Vancouver, British Columbia (CNN) -- The headline on the front page of The Province newspaper says it all Monday: "Lost Weekend."
For Canadians, who came into the Winter Olympics full of pride, the weekend was one that they want to forget but cannot. The biggest loss came Sunday evening when Canada's hockey team, full of NHL all-stars, lost to the United States, a team known for its youth and Olympics inexperience.
"O No Canada," read the headline in The Vancouver Sun.
On the sports page, the newspaper said, "Woe Canada, U.S. sticks stake in our hearts."
The streets of Vancouver, a frenzy of activity on Friday and Saturday night, were far less crowded after the game ended about 7 p.m. local time Sunday. Where many sidewalks were so crowded the previous two days that pedestrians were forced to walk in the road, tying up traffic in the downtown core, cars traveled easily Sunday.
It was a stark contrast to the prior Sunday, when fans spontaneously sang "O Canada" late into the night when many of them knew they had to work the next day and should be at home.
"Last week, you could really feel it on the streets," said Steve Milton, a writer for the Hamilton Spectator and the author of 15 books on winter sports. "There was a real testosterone level in the air, and [Sunday] night, it was toxic."
After the game, one Canadian hockey player downplayed the pressure his team might feel.
"You're not trying to take 30 million people and put them on your shoulders," Corey Perry told the Montreal Gazette.
Still, most observers feel that if Canada doesn't medal in men's hockey, its national winter sport, the Olympics will be a disaster.
The country has mixed emotions after the loss to the U.S., Milton said.
In one sense, it doesn't look like men's hockey team will be the cavalry riding in over the hill at the last minute to save the Olympics. But this was a preliminary round loss, and people have some hope this team can right itself in the next round. They sense -- and demand -- a big change to the lineup.

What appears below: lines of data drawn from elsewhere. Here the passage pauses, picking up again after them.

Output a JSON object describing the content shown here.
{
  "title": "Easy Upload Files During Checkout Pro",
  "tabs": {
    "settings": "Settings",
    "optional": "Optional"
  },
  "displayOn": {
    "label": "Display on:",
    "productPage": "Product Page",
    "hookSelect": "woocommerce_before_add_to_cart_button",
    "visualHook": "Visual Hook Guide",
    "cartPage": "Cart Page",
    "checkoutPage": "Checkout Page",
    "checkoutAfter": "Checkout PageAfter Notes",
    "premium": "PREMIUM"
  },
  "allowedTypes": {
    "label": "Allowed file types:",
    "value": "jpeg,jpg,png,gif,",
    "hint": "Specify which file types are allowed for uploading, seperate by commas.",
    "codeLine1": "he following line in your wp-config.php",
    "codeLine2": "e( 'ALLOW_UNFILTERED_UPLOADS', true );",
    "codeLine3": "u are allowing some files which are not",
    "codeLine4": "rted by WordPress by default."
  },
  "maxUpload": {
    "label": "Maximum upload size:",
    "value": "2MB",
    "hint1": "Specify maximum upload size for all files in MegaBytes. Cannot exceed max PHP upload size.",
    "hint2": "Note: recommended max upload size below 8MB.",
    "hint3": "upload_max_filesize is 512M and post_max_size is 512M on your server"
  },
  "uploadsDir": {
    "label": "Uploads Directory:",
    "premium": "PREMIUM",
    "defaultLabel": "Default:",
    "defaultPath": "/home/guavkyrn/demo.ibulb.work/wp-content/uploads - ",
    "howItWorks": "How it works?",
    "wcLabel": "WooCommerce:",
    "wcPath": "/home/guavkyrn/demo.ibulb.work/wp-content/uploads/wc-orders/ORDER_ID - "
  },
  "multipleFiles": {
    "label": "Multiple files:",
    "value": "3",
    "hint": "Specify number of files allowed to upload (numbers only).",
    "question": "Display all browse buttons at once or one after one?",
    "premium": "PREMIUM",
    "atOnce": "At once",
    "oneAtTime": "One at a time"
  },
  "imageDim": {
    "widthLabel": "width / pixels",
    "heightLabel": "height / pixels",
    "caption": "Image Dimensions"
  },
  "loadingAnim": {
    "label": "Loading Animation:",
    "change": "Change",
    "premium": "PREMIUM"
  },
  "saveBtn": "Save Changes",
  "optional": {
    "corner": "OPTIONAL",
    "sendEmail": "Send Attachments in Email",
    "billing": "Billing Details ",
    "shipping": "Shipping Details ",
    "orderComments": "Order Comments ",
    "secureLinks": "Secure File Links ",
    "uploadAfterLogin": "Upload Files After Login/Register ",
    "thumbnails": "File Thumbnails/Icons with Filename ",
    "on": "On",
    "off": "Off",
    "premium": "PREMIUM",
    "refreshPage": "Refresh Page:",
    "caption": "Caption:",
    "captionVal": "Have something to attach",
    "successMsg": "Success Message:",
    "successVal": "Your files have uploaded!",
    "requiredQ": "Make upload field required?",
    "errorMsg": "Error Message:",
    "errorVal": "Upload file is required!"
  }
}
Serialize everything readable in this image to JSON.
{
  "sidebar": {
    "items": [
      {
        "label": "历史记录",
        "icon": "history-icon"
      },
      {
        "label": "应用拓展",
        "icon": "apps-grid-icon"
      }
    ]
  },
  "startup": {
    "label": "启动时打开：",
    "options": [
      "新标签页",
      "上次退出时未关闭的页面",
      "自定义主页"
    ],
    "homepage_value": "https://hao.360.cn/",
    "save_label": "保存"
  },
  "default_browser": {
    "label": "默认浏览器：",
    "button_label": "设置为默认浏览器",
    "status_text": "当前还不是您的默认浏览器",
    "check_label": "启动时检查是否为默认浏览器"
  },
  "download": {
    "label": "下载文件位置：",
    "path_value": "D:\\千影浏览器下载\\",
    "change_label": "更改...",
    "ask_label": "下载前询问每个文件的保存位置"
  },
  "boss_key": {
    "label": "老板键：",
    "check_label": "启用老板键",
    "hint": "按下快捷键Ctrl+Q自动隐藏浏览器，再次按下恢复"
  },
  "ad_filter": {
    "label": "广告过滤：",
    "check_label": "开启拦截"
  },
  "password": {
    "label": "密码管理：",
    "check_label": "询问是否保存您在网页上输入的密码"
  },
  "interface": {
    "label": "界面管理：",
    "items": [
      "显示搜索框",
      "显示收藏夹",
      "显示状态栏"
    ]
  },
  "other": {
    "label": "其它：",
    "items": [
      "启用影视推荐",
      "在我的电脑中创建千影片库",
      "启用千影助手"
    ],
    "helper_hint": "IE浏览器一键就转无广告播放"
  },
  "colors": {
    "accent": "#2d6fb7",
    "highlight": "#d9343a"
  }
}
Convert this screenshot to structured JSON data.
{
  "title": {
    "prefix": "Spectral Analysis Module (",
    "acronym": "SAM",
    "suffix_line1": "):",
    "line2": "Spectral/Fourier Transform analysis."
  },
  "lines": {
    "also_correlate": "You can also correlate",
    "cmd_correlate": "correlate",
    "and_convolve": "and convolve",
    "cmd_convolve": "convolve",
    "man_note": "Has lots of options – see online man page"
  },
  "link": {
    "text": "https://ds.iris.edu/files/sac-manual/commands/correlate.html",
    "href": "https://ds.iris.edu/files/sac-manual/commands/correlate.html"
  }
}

Milton's e-mail inbox is filling at a much higher rate than normal, he said. It's all about the hockey team, and everyone is playing coach.
Most say it's time to change goalies, taking out veteran Martin Brodeur and putting in Roberto Luongo for Tuesday's play-in game against Germany.
"It blunts our unhappiness when we have someone to blame," Milton said. "It almost makes us feel better to blame it on Brodeur."
The somber mood was made worse by the news that the 55-year-old mother of Canada's top figure skater, Joannie Rochette, died in Vancouver just a few days before she was her to see her daughter compete.
Rochette is still scheduled to take part in Tuesday's short program. Although much of Canada will be watching the hockey game against Germany, viewers will also tune in to see how Rochette does.
Part of the country's embarrassment is over the Own the Podium program that Canadian officials trumpeted before the Games. The government poured $117 million into it in the past five years. Officials predicted huge success for the host nation, including topping the medal count. But with one week left in the Olympics, the United States has a leading 24 medals, but Canada has only nine.
Writers are starting to call it Blown the Podium or Flown the Podium.
"I think we'd be living in a fool's paradise to say we could catch the Americans and win," Chris Rudge, CEO of the Canadian Olympic Committee, said Monday morning. "We're not throwing in the towel. You never do that in a fight."
Canadian officials say not to worry, things are going to improve.
"It was the 'U.S. Week' last week. This week will be ours," said Michael Chambers, president of the Canadian Olympic Committee.